NetworkVariableBase, and implement all the abstract members. If you already had custom
NetworkVariable, read and write functions now uses our
FastBuffer to read or write from and to the stream.
Scene Management changes
The scene management had some changes unifying the way users uses it. First, it's now under the
NetworkManager Singleton. Consequently, you directly access it by:
var sceneManager = NetworkManager.Singleton.SceneManager;
Next, there is now only one scene event instead of many:
OnSceneEvent. You can subscribe to it and get scene events information from the
SceneEvent class. In this class, you will find the
SceneEventType, which will give you precisions on what type of event is coming from the Scene Manager. Finally, the primary function to switch between scenes has changed to match the Unity Scene Manager. Instead of
SwitchScene, you now call
LoadScene with two parameters: the scene name and the
LoadSceneMode, which is the standard way to load a scene in Unity.
There are two main changes in
NetworkBehavior. First, the
NetworkStart method becomes
OnNetworkSpawn, and we introduced
OnNetworkDespawn to keep things symmetrical. Second,
OnDestroy now needs to be overridden since NetworkBehavior already uses it.
Changes in behavior
We tried to keep the behavior changes minimal but two changes may cause errors in your scripts.
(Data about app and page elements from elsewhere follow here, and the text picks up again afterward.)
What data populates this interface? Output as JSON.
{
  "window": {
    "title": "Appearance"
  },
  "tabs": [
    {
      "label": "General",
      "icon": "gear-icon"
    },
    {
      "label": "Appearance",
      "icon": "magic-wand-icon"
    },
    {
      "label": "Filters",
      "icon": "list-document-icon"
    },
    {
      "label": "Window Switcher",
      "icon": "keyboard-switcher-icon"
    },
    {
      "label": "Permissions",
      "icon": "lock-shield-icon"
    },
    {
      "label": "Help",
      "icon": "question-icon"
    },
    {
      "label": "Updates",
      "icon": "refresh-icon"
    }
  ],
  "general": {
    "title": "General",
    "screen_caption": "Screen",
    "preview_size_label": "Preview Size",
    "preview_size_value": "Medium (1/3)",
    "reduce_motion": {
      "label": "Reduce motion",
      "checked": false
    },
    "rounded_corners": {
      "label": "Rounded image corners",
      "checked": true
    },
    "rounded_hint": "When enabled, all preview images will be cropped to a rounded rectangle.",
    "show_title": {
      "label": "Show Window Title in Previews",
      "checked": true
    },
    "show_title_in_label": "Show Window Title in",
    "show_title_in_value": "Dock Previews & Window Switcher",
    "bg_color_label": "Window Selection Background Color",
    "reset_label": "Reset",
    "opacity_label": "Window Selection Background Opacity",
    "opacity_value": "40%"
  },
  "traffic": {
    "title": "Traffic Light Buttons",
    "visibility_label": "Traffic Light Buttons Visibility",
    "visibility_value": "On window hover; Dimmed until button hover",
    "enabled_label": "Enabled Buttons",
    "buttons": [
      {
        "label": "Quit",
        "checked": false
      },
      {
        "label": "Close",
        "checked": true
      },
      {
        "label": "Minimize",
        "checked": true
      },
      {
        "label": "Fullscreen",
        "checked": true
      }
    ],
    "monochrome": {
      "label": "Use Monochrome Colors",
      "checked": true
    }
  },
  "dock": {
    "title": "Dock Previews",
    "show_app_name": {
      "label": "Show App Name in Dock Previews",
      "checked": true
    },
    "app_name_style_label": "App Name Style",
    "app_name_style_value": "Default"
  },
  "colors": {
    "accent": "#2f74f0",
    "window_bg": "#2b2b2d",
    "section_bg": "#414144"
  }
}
First, the
NetworkManager now does its connection shut down when the application quits. If you were doing it by yourself, you would end up with an error saying that you tried to disconnect twice. Second, the library now fires all the
OnValueChanged events from the
NetworkVariable after the
OnNetworkSpawn (previously known as
NetworkStart) method has returned. You will need to refactor any scripts depending on this order accordingly.
The way RPCs are invoked has changed with this version of Netcode. Please read our new documentation about RPCs and replace your existing RPCs with the new system.
We replaced the old
INetworkSerializable interface with a new
INetworkSerializable interface. The interface works a bit different. See
The page also includes information on nested serial types.
SyncVars have been removed in Netcode. Convert your existing SyncVars into NetworkVariables.
Remove the Patcher Package
After you are done upgrading your project, you can remove the Netcode Patcher package from your project in the Unity Package Manager as it's no longer needed.
Error: The type or namespace name 'MLAPI' can't be found
This error will pop up if your project uses Assembly definition (
.asmdef) files. After switching to the package version your assembly definition files will need to reference
Error: The type or namespace name 'NetworkedBehaviour' can't be found
If you get an error message like this (or for another Netcode type than
NetworkedBehaviour) in the console it's most likely because your code has outdated APIs. Open the script indicated in the error messagea and update all APIs to the new names.
Error: SerializedObjectNotCreatableException: Object at index 0 is null
If this appears whenever you enter playmode or save a scene, close the Unity Editor and open it again and this should be gone.
After migrating and updating to the Netcode package, we recommend looking into the following:
- Consider using the Hello World and Golden Path series to learn some basics of Netcode for GameObjects.
- Explore the educational samples content for a deeper exploration into Netcode for GameObjects: